BRIEF:
Filter the records below down to lines containing "text".

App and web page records
•••
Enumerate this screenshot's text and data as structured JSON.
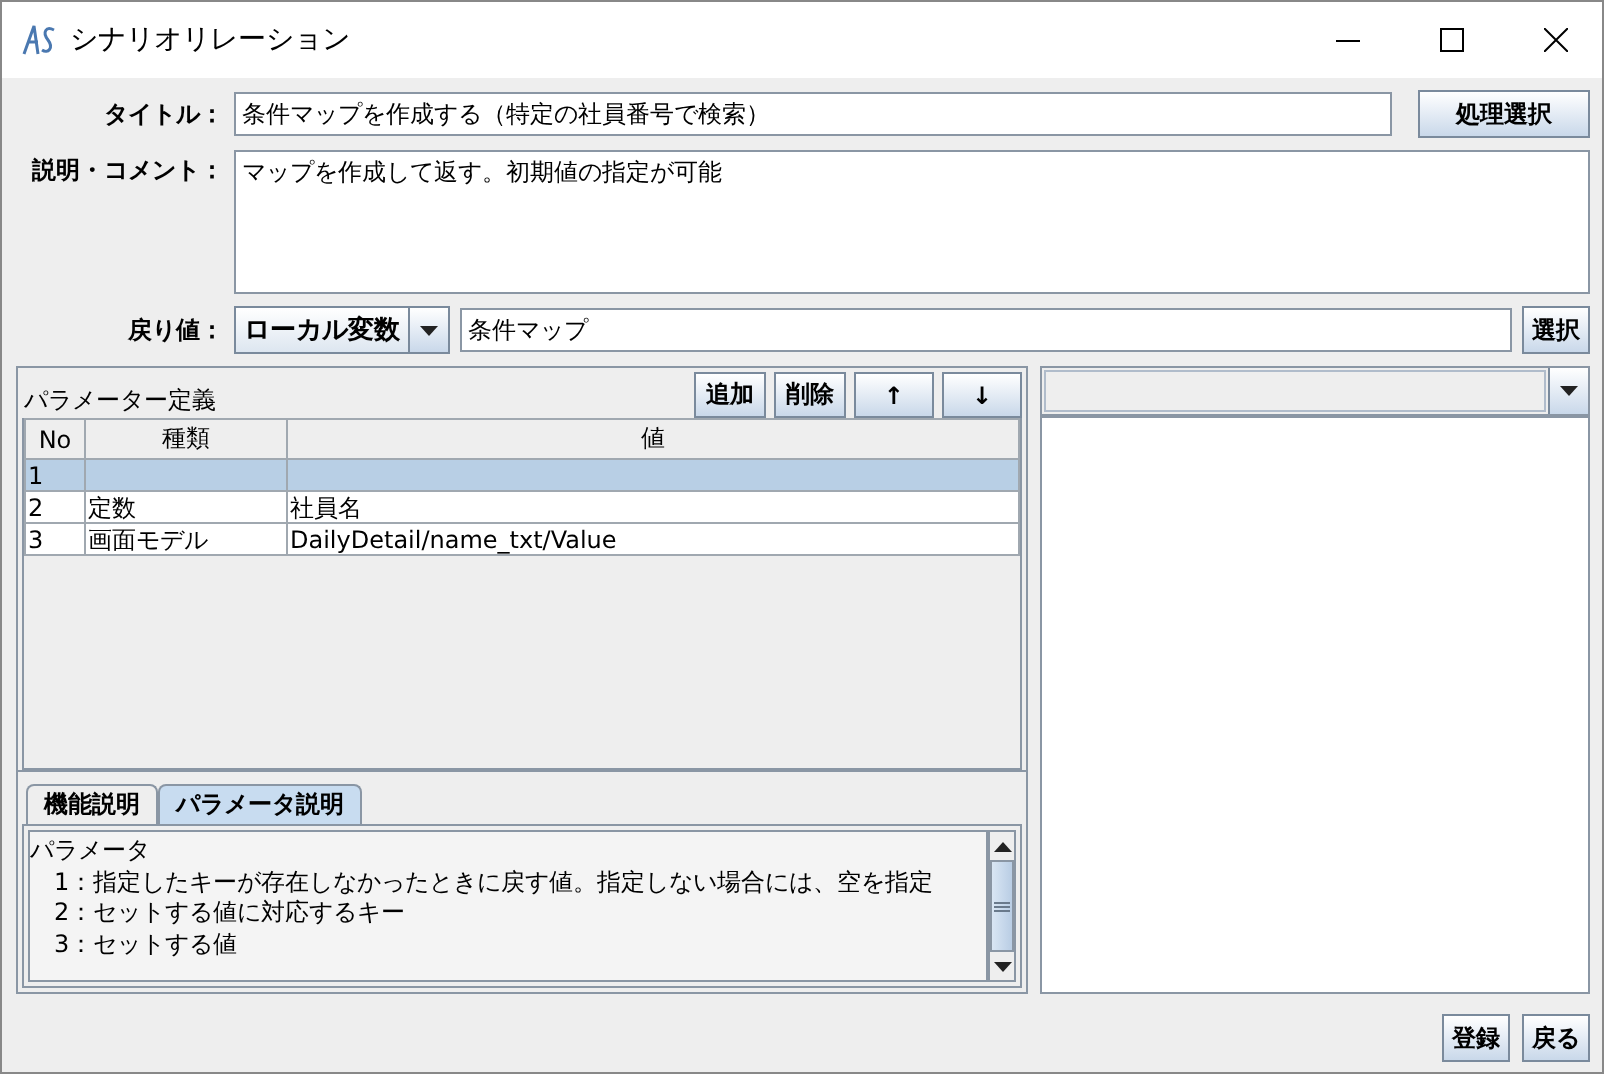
{
  "window": {
    "title": "シナリオリレーション"
  },
  "form": {
    "title_label": "タイトル：",
    "title_value": "条件マップを作成する（特定の社員番号で検索）",
    "process_button": "処理選択",
    "comment_label": "説明・コメント：",
    "comment_value": "マップを作成して返す。初期値の指定が可能",
    "return_label": "戻り値：",
    "return_kind": "ローカル変数",
    "return_value": "条件マップ",
    "select_button": "選択"
  },
  "parameters": {
    "title": "パラメーター定義",
    "buttons": [
      "追加",
      "削除",
      "↑",
      "↓"
    ],
    "columns": [
      "No",
      "種類",
      "値"
    ],
    "rows": [
      {
        "no": "1",
        "kind": "",
        "value": "",
        "selected": true
      },
      {
        "no": "2",
        "kind": "定数",
        "value": "社員名",
        "selected": false
      },
      {
        "no": "3",
        "kind": "画面モデル",
        "value": "DailyDetail/name_txt/Value",
        "selected": false
      }
    ]
  },
  "tabs": [
    {
      "label": "機能説明",
      "selected": false
    },
    {
      "label": "パラメータ説明",
      "selected": true
    }
  ],
  "description_lines": [
    {
      "text": "パラメータ",
      "indent": false
    },
    {
      "text": "1：指定したキーが存在しなかったときに戻す値。指定しない場合には、空を指定",
      "indent": true
    },
    {
      "text": "2：セットする値に対応するキー",
      "indent": true
    },
    {
      "text": "3：セットする値",
      "indent": true
    }
  ],
  "footer_buttons": [
    "登録",
    "戻る"
  ]
}
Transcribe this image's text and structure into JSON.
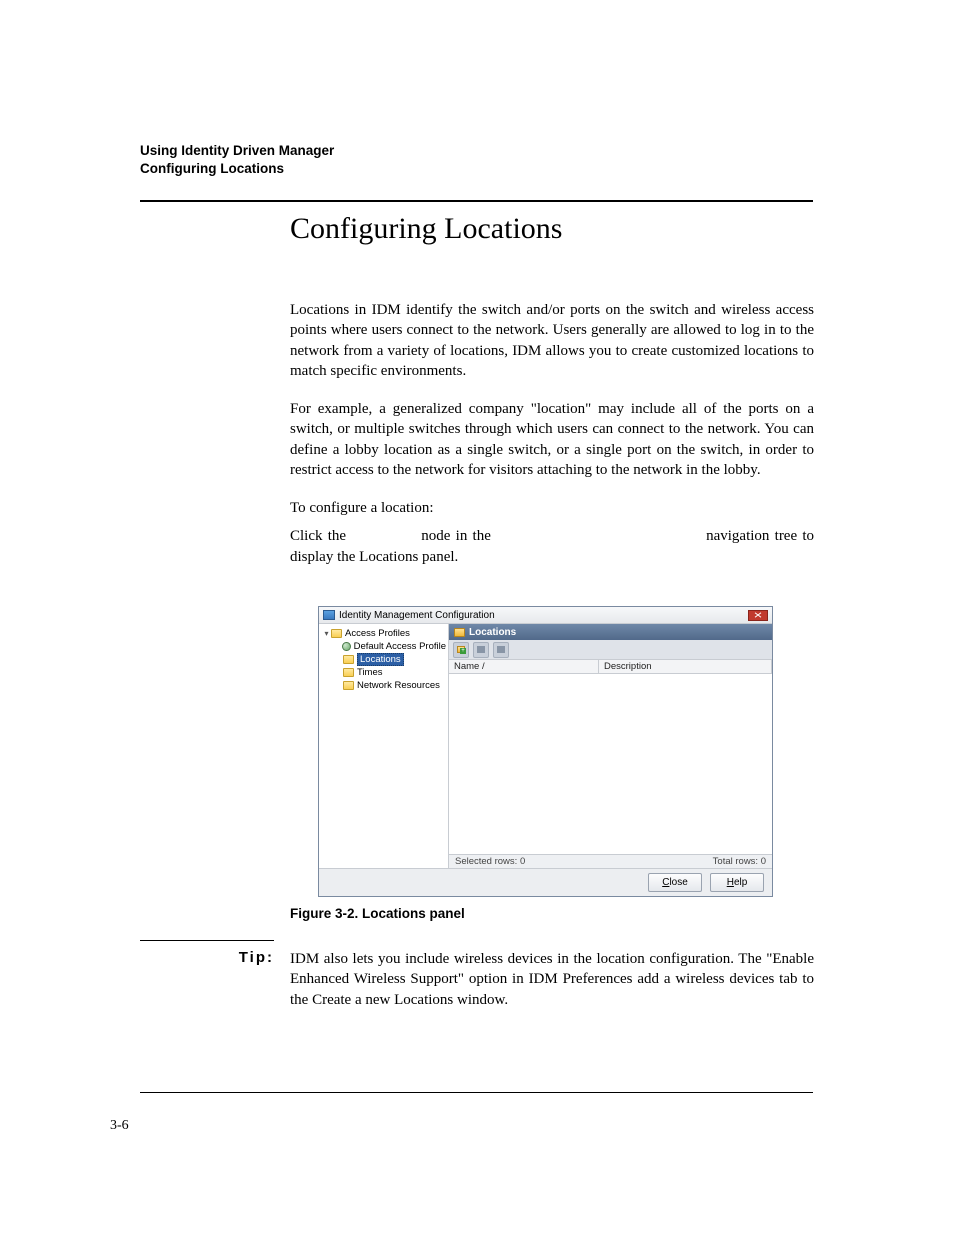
{
  "runningHead": {
    "line1": "Using Identity Driven Manager",
    "line2": "Configuring Locations"
  },
  "heading": "Configuring Locations",
  "para1": "Locations in IDM identify the switch and/or ports on the switch and wireless access points where users connect to the network. Users generally are allowed to log in to the network from a variety of locations, IDM allows you to create customized locations to match specific environments.",
  "para2": "For example, a generalized company \"location\" may include all of the ports on a switch, or multiple switches through which users can connect to the network. You can define a lobby location as a single switch, or a single port on the switch, in order to restrict access to the network for visitors attaching to the network in the lobby.",
  "para3": "To configure a location:",
  "para4a": "Click the",
  "para4b": "node in the",
  "para4c": "navigation tree to display the Locations panel.",
  "screenshot": {
    "title": "Identity Management Configuration",
    "tree": {
      "root": "Access Profiles",
      "defaultProfile": "Default Access Profile",
      "locations": "Locations",
      "times": "Times",
      "networkResources": "Network Resources"
    },
    "panelTitle": "Locations",
    "columns": {
      "name": "Name  /",
      "description": "Description"
    },
    "status": {
      "selected": "Selected rows: 0",
      "total": "Total rows: 0"
    },
    "buttons": {
      "close": "Close",
      "closeMn": "C",
      "help": "Help",
      "helpMn": "H"
    }
  },
  "figCaption": "Figure 3-2. Locations panel",
  "tipLabel": "Tip:",
  "tipBody": "IDM also lets you include wireless devices in the location configuration. The \"Enable Enhanced Wireless Support\" option in IDM Preferences add a wireless devices tab to the Create a new Locations window.",
  "pageNumber": "3-6"
}
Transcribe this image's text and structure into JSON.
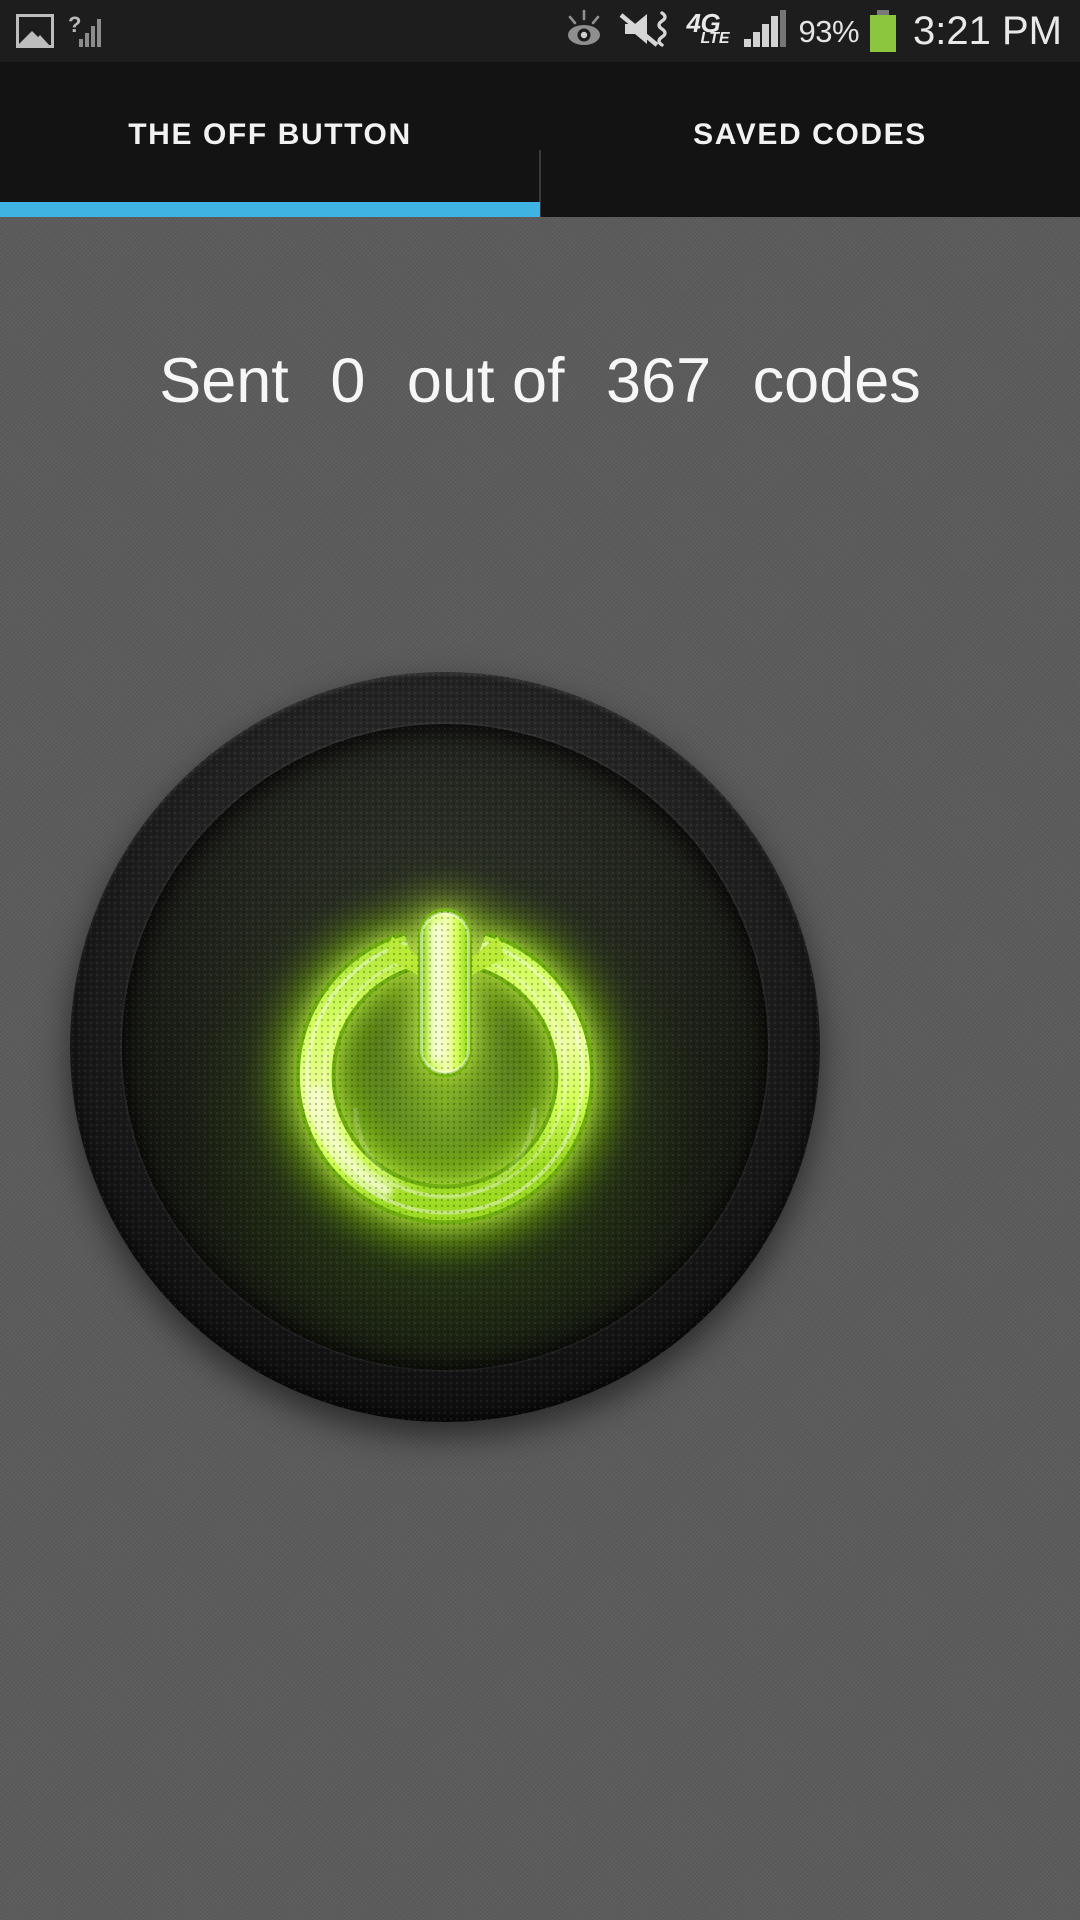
{
  "status_bar": {
    "time": "3:21 PM",
    "battery_percent": "93%",
    "battery_color": "#8cc63e",
    "icons": [
      "gallery-icon",
      "no-sim-signal-icon",
      "smart-stay-eye-icon",
      "sound-mute-vibrate-icon",
      "4g-lte-icon",
      "signal-bars-icon",
      "battery-icon"
    ],
    "network_label_primary": "4G",
    "network_label_secondary": "LTE"
  },
  "tabs": {
    "active_index": 0,
    "indicator_color": "#3fb4e3",
    "items": [
      {
        "label": "THE OFF BUTTON",
        "name": "tab-the-off-button"
      },
      {
        "label": "SAVED CODES",
        "name": "tab-saved-codes"
      }
    ]
  },
  "main": {
    "status": {
      "prefix": "Sent",
      "sent_count": "0",
      "middle": "out of",
      "total_count": "367",
      "suffix": "codes"
    },
    "power_button": {
      "label": "Power",
      "state": "idle",
      "glow_color": "#b6f13a",
      "core_color": "#e8ff8a",
      "rim_color": "#141414"
    }
  }
}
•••
EXERCISE OUTPUT:
Enumerate this screenshot's text and data as structured JSON.
      "text": "パラメータ",
      "text": "1：指定したキーが存在しなかったときに戻す値。指定しない場合には、空を指定",
      "text": "2：セットする値に対応するキー",
      "text": "3：セットする値",
Transcribe this image's text and structure into JSON.
Transcribe this image's text and structure into JSON.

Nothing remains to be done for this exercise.